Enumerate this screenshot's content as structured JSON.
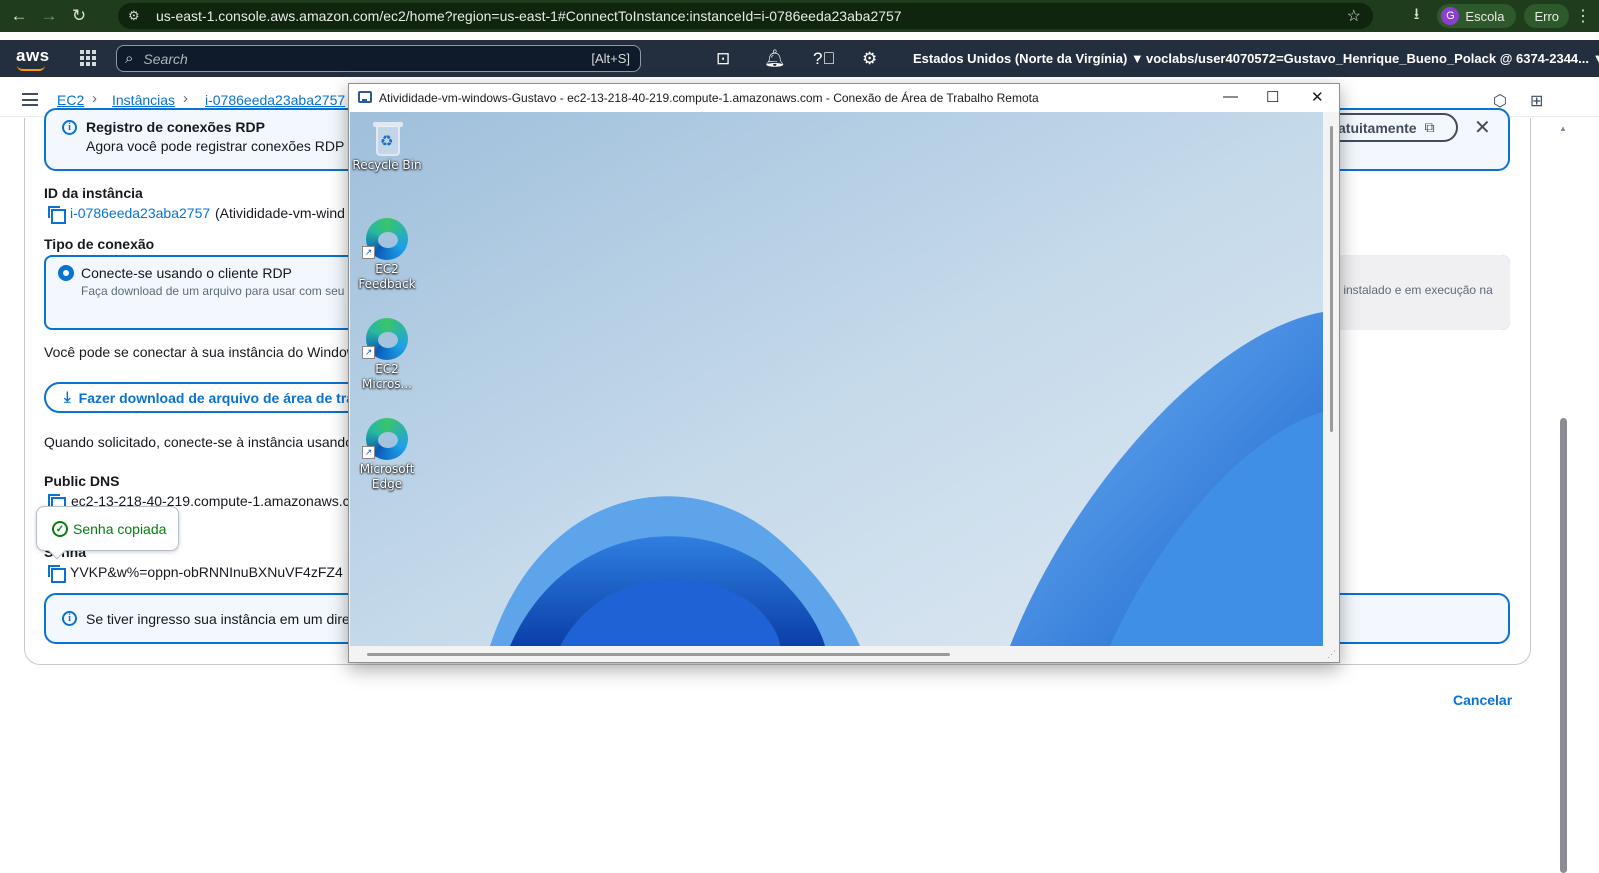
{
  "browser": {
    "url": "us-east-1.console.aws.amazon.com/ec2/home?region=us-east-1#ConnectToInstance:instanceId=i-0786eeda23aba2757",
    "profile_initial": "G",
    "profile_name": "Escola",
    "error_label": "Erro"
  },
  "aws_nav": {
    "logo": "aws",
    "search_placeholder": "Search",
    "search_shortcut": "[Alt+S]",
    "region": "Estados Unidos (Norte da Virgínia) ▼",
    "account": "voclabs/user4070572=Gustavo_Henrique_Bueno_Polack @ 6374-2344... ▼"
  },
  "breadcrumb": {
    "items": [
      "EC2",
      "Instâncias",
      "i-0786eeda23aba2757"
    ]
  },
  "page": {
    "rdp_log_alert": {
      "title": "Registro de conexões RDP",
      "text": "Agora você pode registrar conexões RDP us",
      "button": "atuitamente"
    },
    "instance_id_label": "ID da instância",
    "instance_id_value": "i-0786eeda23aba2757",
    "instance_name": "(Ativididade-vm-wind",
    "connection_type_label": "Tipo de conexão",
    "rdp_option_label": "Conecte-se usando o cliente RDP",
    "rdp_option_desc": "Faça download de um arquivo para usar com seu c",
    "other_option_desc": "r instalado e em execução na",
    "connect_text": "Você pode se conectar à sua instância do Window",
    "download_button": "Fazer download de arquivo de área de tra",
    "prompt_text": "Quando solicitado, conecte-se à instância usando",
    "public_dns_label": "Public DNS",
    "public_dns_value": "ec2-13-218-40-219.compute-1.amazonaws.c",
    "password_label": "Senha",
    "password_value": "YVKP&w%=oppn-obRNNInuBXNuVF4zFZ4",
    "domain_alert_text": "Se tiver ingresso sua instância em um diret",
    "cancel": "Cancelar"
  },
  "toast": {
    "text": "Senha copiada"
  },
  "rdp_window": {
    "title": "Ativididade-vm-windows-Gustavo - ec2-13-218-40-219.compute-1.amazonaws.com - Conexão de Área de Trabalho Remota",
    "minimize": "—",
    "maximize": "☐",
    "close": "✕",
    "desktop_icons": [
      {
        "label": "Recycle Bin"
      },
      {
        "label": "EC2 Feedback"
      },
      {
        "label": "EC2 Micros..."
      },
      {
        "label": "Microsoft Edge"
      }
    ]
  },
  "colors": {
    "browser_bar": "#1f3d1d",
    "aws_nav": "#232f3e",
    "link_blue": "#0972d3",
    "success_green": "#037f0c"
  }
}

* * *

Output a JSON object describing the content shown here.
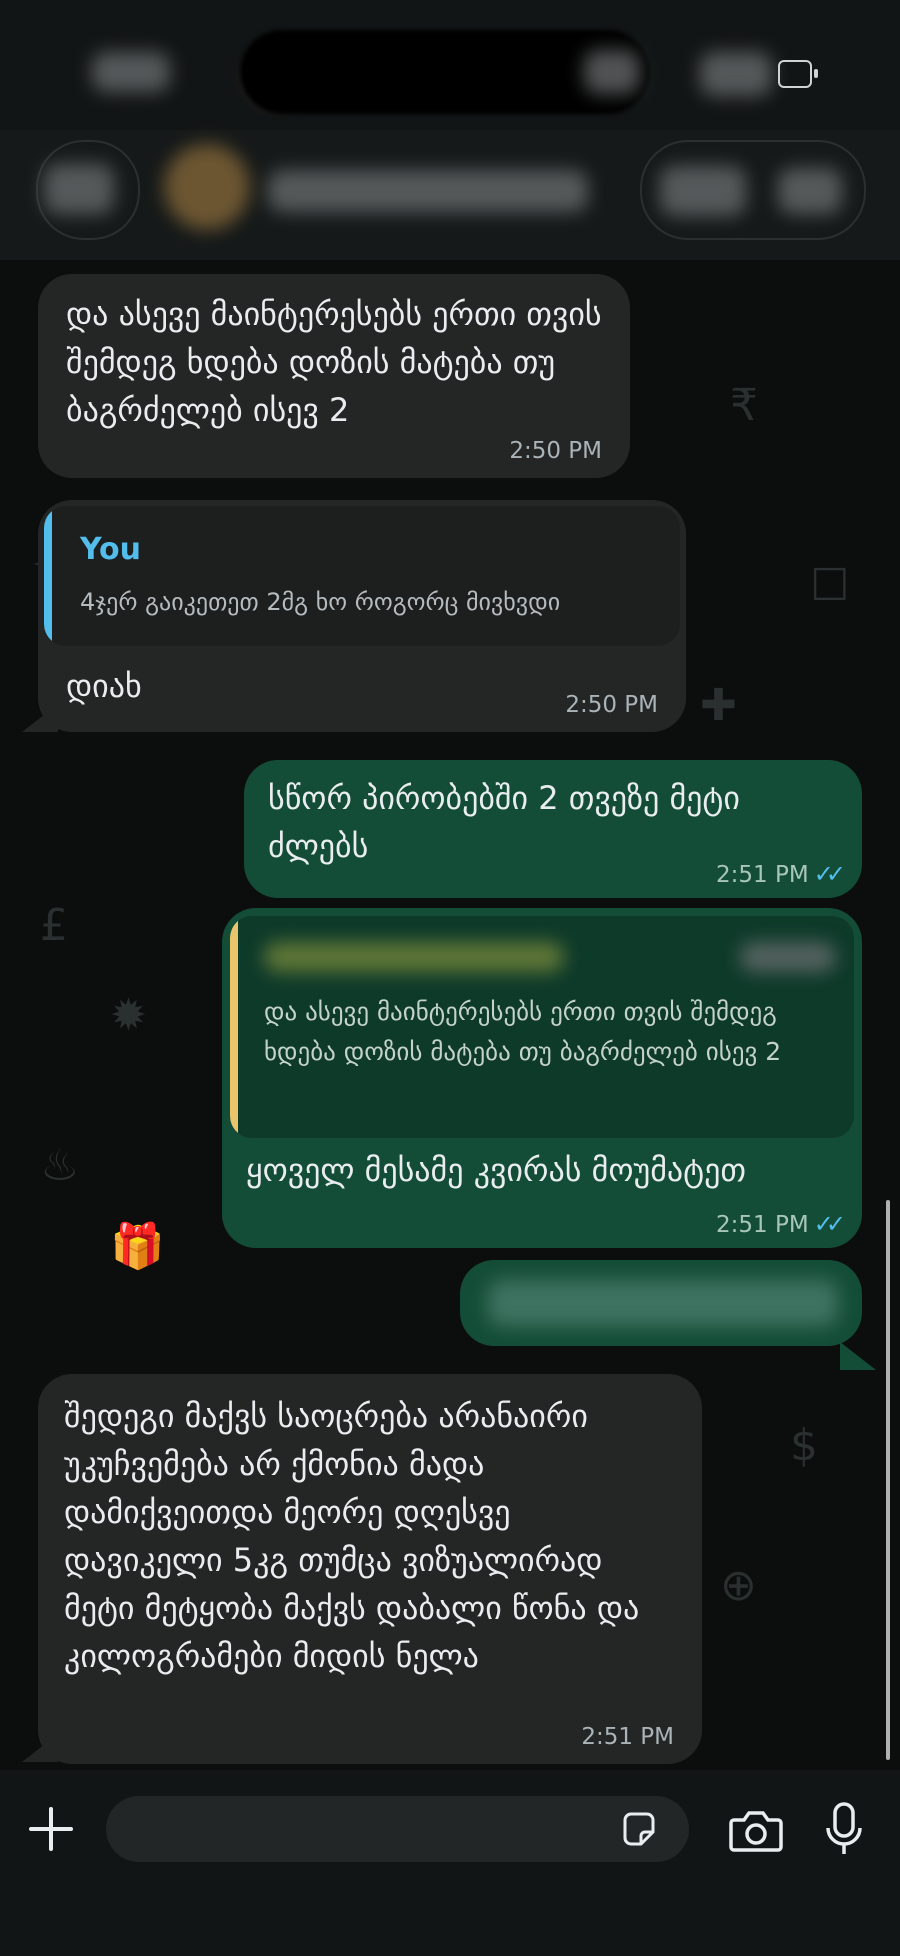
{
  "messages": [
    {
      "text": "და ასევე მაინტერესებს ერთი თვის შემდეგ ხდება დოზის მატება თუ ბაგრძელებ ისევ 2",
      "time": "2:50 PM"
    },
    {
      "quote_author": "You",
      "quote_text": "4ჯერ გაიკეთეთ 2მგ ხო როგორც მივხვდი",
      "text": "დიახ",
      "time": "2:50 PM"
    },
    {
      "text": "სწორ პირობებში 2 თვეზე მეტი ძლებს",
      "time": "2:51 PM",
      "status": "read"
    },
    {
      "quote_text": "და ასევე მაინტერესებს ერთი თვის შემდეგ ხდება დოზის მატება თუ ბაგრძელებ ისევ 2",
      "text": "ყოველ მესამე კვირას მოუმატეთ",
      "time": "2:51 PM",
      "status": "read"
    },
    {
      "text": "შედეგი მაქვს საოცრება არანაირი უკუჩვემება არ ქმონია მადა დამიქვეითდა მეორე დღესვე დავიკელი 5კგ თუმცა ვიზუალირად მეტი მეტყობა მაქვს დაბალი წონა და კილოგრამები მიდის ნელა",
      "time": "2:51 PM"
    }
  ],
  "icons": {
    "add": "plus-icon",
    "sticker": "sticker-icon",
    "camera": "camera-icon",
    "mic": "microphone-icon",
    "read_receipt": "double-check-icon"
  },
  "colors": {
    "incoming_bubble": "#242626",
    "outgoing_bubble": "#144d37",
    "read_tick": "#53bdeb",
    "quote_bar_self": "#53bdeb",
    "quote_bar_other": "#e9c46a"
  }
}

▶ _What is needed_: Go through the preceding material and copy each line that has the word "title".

▶ _Result of this task_:
      "title": "Registro de conexões RDP",
    "title": "Ativididade-vm-windows-Gustavo - ec2-13-218-40-219.compute-1.amazonaws.com - Conexão de Área de Trabalho Remota",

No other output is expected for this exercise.